Activity »
Each record below needs to be reproduced precisely, though not its pictures.

Data shown »
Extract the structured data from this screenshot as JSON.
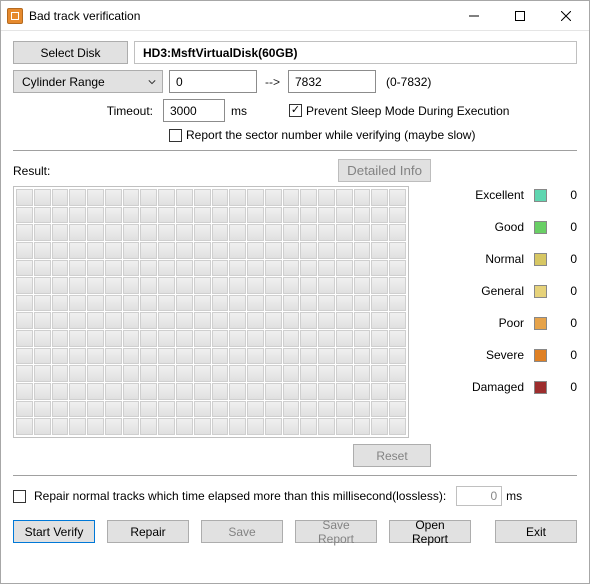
{
  "window": {
    "title": "Bad track verification"
  },
  "top": {
    "select_disk_label": "Select Disk",
    "disk_desc": "HD3:MsftVirtualDisk(60GB)",
    "range_mode": "Cylinder Range",
    "range_from": "0",
    "range_arrow": "-->",
    "range_to": "7832",
    "range_hint": "(0-7832)",
    "timeout_label": "Timeout:",
    "timeout_value": "3000",
    "ms_label": "ms",
    "prevent_sleep_checked": true,
    "prevent_sleep_label": "Prevent Sleep Mode During Execution",
    "report_sector_checked": false,
    "report_sector_label": "Report the sector number while verifying (maybe slow)"
  },
  "result": {
    "label": "Result:",
    "detailed_button": "Detailed Info",
    "reset_button": "Reset",
    "legend": [
      {
        "name": "Excellent",
        "color": "#5fd6b0",
        "count": "0"
      },
      {
        "name": "Good",
        "color": "#69cf65",
        "count": "0"
      },
      {
        "name": "Normal",
        "color": "#d7c763",
        "count": "0"
      },
      {
        "name": "General",
        "color": "#e6d27a",
        "count": "0"
      },
      {
        "name": "Poor",
        "color": "#e6a34a",
        "count": "0"
      },
      {
        "name": "Severe",
        "color": "#df8024",
        "count": "0"
      },
      {
        "name": "Damaged",
        "color": "#9d2d2d",
        "count": "0"
      }
    ]
  },
  "footer": {
    "repair_checked": false,
    "repair_label": "Repair normal tracks which time elapsed more than this millisecond(lossless):",
    "repair_value": "0",
    "repair_ms": "ms",
    "buttons": {
      "start": "Start Verify",
      "repair": "Repair",
      "save": "Save",
      "save_report": "Save Report",
      "open_report": "Open Report",
      "exit": "Exit"
    }
  }
}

Reply »
Extract the structured data from this screenshot as JSON.
{
  "window": {
    "title": "Bad track verification"
  },
  "top": {
    "select_disk_label": "Select Disk",
    "disk_desc": "HD3:MsftVirtualDisk(60GB)",
    "range_mode": "Cylinder Range",
    "range_from": "0",
    "range_arrow": "-->",
    "range_to": "7832",
    "range_hint": "(0-7832)",
    "timeout_label": "Timeout:",
    "timeout_value": "3000",
    "ms_label": "ms",
    "prevent_sleep_checked": true,
    "prevent_sleep_label": "Prevent Sleep Mode During Execution",
    "report_sector_checked": false,
    "report_sector_label": "Report the sector number while verifying (maybe slow)"
  },
  "result": {
    "label": "Result:",
    "detailed_button": "Detailed Info",
    "reset_button": "Reset",
    "legend": [
      {
        "name": "Excellent",
        "color": "#5fd6b0",
        "count": "0"
      },
      {
        "name": "Good",
        "color": "#69cf65",
        "count": "0"
      },
      {
        "name": "Normal",
        "color": "#d7c763",
        "count": "0"
      },
      {
        "name": "General",
        "color": "#e6d27a",
        "count": "0"
      },
      {
        "name": "Poor",
        "color": "#e6a34a",
        "count": "0"
      },
      {
        "name": "Severe",
        "color": "#df8024",
        "count": "0"
      },
      {
        "name": "Damaged",
        "color": "#9d2d2d",
        "count": "0"
      }
    ]
  },
  "footer": {
    "repair_checked": false,
    "repair_label": "Repair normal tracks which time elapsed more than this millisecond(lossless):",
    "repair_value": "0",
    "repair_ms": "ms",
    "buttons": {
      "start": "Start Verify",
      "repair": "Repair",
      "save": "Save",
      "save_report": "Save Report",
      "open_report": "Open Report",
      "exit": "Exit"
    }
  }
}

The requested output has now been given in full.